▶ [Your task]:
For the word "kind", return each line of the data in which it occurs.

▶ [Given records]:
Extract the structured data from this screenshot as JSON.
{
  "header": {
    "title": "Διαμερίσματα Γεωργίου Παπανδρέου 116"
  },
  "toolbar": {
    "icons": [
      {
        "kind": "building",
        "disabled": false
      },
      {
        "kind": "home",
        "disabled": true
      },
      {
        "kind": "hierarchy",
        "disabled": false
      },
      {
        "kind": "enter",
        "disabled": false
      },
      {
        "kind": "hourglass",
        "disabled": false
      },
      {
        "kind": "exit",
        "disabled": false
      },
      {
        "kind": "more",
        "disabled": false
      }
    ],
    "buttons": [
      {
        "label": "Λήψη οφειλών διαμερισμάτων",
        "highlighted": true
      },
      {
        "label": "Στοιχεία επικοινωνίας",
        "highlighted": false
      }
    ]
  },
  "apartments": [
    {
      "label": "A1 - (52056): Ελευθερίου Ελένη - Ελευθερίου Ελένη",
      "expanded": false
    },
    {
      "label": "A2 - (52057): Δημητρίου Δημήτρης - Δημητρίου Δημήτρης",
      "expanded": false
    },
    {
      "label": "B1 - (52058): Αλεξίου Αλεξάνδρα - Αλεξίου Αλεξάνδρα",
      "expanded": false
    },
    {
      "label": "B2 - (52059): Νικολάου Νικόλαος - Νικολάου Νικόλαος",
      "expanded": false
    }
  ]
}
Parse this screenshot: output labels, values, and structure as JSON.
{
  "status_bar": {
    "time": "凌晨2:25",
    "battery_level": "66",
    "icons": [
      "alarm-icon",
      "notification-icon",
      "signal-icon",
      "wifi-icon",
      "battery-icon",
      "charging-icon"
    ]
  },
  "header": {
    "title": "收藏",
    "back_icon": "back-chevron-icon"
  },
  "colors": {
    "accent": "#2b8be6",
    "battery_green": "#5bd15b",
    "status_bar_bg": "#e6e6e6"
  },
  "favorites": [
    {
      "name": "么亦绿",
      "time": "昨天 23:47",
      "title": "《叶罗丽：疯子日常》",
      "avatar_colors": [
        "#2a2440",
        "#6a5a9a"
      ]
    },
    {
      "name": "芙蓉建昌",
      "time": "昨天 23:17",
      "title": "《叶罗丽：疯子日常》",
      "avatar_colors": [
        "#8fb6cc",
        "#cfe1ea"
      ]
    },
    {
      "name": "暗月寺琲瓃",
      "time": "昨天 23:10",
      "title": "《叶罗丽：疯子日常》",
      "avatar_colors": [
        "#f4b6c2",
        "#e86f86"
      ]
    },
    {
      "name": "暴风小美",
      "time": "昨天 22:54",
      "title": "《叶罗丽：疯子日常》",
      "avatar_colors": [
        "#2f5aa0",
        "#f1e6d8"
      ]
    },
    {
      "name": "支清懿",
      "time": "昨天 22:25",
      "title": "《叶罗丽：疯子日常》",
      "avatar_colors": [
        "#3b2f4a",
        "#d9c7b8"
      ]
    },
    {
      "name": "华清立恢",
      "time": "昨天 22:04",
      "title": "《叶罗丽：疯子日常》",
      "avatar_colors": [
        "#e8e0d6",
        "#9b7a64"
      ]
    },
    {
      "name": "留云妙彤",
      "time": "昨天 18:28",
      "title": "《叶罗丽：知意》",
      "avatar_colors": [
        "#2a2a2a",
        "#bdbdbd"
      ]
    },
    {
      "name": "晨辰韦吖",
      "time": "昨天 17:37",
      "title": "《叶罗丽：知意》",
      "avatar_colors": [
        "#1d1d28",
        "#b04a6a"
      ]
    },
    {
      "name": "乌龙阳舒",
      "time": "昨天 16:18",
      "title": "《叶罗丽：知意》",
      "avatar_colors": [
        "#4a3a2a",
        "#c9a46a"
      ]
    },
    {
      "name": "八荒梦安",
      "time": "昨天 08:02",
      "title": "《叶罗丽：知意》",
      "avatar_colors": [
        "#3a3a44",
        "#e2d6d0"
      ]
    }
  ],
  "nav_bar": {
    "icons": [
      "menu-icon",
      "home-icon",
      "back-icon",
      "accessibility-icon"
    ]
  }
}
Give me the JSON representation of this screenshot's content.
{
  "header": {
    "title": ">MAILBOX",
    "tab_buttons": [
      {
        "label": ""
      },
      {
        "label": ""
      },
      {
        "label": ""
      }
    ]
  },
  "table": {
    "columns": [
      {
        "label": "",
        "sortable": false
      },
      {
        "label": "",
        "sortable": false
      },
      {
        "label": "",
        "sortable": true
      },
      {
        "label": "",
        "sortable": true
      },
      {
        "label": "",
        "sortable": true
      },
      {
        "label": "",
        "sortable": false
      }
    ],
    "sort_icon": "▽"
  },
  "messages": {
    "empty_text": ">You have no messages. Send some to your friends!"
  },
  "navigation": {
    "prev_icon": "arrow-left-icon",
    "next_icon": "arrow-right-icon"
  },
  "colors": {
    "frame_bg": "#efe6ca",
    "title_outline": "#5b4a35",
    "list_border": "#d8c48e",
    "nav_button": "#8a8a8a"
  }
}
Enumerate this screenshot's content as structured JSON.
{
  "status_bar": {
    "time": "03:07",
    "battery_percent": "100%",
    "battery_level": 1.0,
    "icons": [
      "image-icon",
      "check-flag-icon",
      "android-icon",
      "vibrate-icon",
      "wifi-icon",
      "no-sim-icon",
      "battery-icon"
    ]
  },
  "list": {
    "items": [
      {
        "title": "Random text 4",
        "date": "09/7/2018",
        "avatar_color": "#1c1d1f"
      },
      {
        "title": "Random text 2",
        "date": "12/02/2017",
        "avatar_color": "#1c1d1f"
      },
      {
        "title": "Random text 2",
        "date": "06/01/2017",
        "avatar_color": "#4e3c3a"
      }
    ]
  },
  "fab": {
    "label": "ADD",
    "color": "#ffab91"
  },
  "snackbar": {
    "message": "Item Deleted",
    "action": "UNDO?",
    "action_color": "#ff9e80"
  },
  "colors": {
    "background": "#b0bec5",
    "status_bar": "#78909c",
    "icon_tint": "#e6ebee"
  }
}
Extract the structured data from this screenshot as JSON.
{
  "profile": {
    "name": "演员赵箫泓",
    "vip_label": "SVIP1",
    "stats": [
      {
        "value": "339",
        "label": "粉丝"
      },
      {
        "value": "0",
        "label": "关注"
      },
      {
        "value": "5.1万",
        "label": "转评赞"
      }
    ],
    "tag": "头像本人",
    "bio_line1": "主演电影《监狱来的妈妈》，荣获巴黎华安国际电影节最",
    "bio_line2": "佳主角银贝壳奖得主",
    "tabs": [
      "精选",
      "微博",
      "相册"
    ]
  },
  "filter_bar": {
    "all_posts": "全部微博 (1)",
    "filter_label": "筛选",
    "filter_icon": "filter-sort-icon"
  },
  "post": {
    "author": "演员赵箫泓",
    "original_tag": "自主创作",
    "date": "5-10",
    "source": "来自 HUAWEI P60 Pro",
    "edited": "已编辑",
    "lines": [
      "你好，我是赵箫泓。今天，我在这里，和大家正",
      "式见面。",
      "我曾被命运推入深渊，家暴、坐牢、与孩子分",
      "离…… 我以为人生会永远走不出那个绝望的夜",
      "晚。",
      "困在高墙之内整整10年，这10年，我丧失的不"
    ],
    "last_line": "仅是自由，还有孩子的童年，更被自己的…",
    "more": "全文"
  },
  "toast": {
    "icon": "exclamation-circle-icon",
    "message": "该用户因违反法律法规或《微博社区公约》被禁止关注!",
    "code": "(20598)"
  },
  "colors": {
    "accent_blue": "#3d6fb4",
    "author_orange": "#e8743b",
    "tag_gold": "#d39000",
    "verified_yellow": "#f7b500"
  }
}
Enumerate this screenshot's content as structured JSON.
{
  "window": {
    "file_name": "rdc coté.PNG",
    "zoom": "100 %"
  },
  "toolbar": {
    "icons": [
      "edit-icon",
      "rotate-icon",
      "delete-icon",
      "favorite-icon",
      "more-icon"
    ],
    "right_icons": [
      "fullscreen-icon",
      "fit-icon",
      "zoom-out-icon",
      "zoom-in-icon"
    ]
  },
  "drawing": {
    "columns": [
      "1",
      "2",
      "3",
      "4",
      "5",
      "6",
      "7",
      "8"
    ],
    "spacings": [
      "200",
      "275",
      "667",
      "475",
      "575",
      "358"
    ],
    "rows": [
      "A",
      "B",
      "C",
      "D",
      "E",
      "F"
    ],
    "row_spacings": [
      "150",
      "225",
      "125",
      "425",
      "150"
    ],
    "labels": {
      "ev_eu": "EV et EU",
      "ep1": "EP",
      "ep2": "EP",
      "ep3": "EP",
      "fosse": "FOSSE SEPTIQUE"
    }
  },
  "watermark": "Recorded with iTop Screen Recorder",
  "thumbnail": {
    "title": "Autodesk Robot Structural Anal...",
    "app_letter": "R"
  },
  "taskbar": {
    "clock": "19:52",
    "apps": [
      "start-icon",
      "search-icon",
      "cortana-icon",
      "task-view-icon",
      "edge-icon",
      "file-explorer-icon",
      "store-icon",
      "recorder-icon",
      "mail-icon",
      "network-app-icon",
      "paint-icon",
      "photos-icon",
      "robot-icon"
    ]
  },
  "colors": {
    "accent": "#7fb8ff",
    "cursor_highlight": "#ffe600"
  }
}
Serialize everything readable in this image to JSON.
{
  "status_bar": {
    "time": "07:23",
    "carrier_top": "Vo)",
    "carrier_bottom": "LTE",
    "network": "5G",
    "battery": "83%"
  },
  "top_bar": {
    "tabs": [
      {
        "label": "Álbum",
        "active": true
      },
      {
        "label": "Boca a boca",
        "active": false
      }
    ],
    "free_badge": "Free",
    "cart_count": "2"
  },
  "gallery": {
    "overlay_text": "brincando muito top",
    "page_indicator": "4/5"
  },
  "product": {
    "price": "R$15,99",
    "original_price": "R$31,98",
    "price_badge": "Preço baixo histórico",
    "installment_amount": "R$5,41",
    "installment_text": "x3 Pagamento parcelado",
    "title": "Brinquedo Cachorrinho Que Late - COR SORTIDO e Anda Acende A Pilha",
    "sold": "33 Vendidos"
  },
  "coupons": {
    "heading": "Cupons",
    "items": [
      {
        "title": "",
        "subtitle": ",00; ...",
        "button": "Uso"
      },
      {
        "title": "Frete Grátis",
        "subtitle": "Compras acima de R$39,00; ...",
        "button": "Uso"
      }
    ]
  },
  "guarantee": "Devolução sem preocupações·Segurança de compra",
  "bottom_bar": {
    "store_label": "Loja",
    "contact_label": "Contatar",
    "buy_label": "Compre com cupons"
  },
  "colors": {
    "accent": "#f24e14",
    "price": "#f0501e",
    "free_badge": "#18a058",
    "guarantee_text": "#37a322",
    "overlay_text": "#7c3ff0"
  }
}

▶ [Solution for this problem]:
        "kind": "building",
        "kind": "home",
        "kind": "hierarchy",
        "kind": "enter",
        "kind": "hourglass",
        "kind": "exit",
        "kind": "more",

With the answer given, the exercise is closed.